## [WHAT IS NEEDED]
What's needed is a word-for-word retyping of the entries below, pictures omitted.

## [PROVIDED INFORMATION]

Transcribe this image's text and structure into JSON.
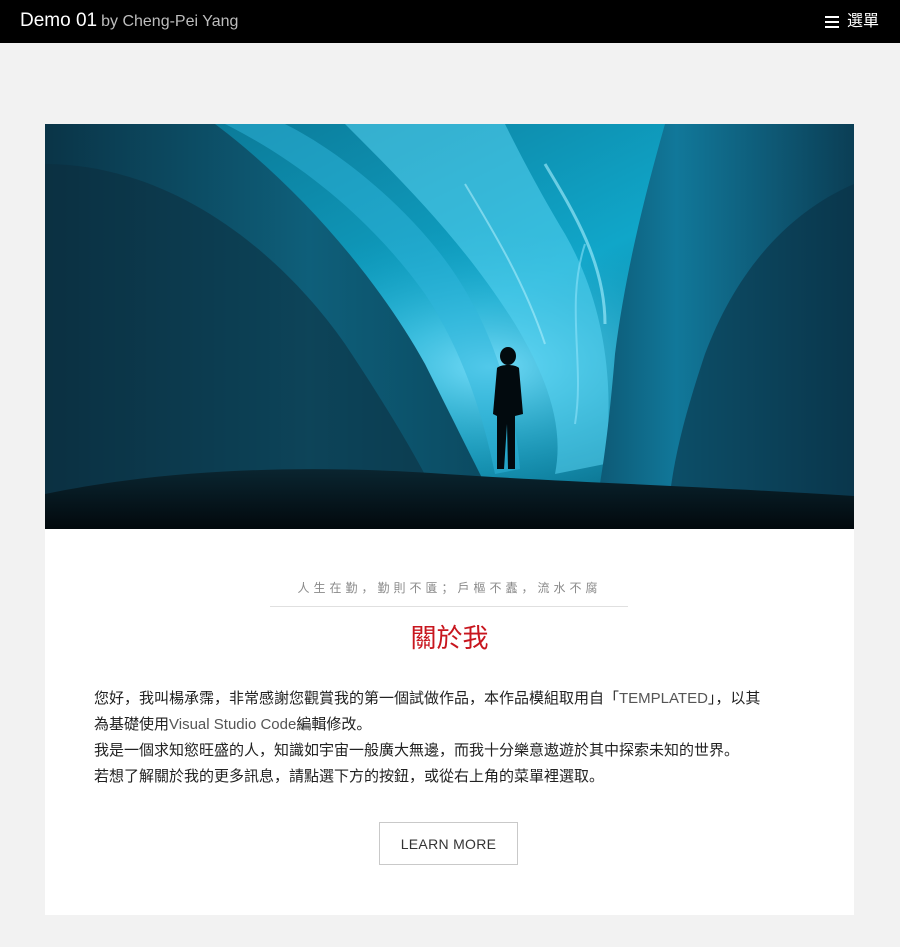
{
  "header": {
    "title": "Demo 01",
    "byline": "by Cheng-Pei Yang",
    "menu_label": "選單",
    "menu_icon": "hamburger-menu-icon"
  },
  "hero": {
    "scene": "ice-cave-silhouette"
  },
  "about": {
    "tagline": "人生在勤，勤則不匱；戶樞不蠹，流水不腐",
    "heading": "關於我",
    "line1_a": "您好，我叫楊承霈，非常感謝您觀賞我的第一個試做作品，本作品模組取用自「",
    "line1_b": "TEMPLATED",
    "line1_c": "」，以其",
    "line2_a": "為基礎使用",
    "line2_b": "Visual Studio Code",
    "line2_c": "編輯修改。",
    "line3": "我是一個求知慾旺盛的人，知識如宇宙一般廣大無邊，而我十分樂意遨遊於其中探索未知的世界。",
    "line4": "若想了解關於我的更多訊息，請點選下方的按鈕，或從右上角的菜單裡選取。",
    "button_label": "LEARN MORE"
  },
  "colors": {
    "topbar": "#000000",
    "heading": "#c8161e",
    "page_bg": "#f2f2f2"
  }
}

## [ANSWER TO THIS TASK]
Transcribe this image's text and structure into JSON.
{
  "header": {
    "title": "Demo 01",
    "byline": "by Cheng-Pei Yang",
    "menu_label": "選單",
    "menu_icon": "hamburger-menu-icon"
  },
  "hero": {
    "scene": "ice-cave-silhouette"
  },
  "about": {
    "tagline": "人生在勤，勤則不匱；戶樞不蠹，流水不腐",
    "heading": "關於我",
    "line1_a": "您好，我叫楊承霈，非常感謝您觀賞我的第一個試做作品，本作品模組取用自「",
    "line1_b": "TEMPLATED",
    "line1_c": "」，以其",
    "line2_a": "為基礎使用",
    "line2_b": "Visual Studio Code",
    "line2_c": "編輯修改。",
    "line3": "我是一個求知慾旺盛的人，知識如宇宙一般廣大無邊，而我十分樂意遨遊於其中探索未知的世界。",
    "line4": "若想了解關於我的更多訊息，請點選下方的按鈕，或從右上角的菜單裡選取。",
    "button_label": "LEARN MORE"
  },
  "colors": {
    "topbar": "#000000",
    "heading": "#c8161e",
    "page_bg": "#f2f2f2"
  }
}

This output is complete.